Each line below must be written out exactly as shown.
-------
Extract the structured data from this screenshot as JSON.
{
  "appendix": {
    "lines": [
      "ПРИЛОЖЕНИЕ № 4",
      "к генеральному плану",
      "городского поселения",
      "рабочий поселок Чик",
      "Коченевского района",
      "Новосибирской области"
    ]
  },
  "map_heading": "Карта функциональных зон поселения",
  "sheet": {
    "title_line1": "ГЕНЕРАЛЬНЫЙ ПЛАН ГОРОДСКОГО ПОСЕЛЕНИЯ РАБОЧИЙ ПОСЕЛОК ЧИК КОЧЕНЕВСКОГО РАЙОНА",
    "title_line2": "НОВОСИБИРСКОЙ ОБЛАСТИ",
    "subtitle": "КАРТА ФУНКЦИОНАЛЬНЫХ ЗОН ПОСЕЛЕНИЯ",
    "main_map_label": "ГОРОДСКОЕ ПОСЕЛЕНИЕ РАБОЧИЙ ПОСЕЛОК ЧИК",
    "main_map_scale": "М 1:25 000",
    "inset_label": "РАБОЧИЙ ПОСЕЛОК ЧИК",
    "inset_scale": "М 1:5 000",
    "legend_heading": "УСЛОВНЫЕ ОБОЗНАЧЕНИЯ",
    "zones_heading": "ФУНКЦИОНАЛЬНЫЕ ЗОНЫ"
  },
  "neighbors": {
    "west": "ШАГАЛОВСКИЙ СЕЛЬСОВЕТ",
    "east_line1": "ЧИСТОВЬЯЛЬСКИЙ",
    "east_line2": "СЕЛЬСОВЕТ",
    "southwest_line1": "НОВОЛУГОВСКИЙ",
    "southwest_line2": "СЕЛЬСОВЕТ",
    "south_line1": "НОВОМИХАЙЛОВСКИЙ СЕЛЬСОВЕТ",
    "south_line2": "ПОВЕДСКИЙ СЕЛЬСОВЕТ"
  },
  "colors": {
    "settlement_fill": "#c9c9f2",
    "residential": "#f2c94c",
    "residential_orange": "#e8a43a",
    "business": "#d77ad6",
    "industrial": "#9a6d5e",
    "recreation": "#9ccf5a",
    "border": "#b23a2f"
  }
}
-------
§ **Response to the task**
Extract the structured data from this screenshot as JSON.
{
  "appendix": {
    "lines": [
      "ПРИЛОЖЕНИЕ № 4",
      "к генеральному плану",
      "городского поселения",
      "рабочий поселок Чик",
      "Коченевского района",
      "Новосибирской области"
    ]
  },
  "map_heading": "Карта функциональных зон поселения",
  "sheet": {
    "title_line1": "ГЕНЕРАЛЬНЫЙ ПЛАН ГОРОДСКОГО ПОСЕЛЕНИЯ РАБОЧИЙ ПОСЕЛОК ЧИК КОЧЕНЕВСКОГО РАЙОНА",
    "title_line2": "НОВОСИБИРСКОЙ ОБЛАСТИ",
    "subtitle": "КАРТА ФУНКЦИОНАЛЬНЫХ ЗОН ПОСЕЛЕНИЯ",
    "main_map_label": "ГОРОДСКОЕ ПОСЕЛЕНИЕ РАБОЧИЙ ПОСЕЛОК ЧИК",
    "main_map_scale": "М 1:25 000",
    "inset_label": "РАБОЧИЙ ПОСЕЛОК ЧИК",
    "inset_scale": "М 1:5 000",
    "legend_heading": "УСЛОВНЫЕ ОБОЗНАЧЕНИЯ",
    "zones_heading": "ФУНКЦИОНАЛЬНЫЕ ЗОНЫ"
  },
  "neighbors": {
    "west": "ШАГАЛОВСКИЙ СЕЛЬСОВЕТ",
    "east_line1": "ЧИСТОВЬЯЛЬСКИЙ",
    "east_line2": "СЕЛЬСОВЕТ",
    "southwest_line1": "НОВОЛУГОВСКИЙ",
    "southwest_line2": "СЕЛЬСОВЕТ",
    "south_line1": "НОВОМИХАЙЛОВСКИЙ СЕЛЬСОВЕТ",
    "south_line2": "ПОВЕДСКИЙ СЕЛЬСОВЕТ"
  },
  "colors": {
    "settlement_fill": "#c9c9f2",
    "residential": "#f2c94c",
    "residential_orange": "#e8a43a",
    "business": "#d77ad6",
    "industrial": "#9a6d5e",
    "recreation": "#9ccf5a",
    "border": "#b23a2f"
  }
}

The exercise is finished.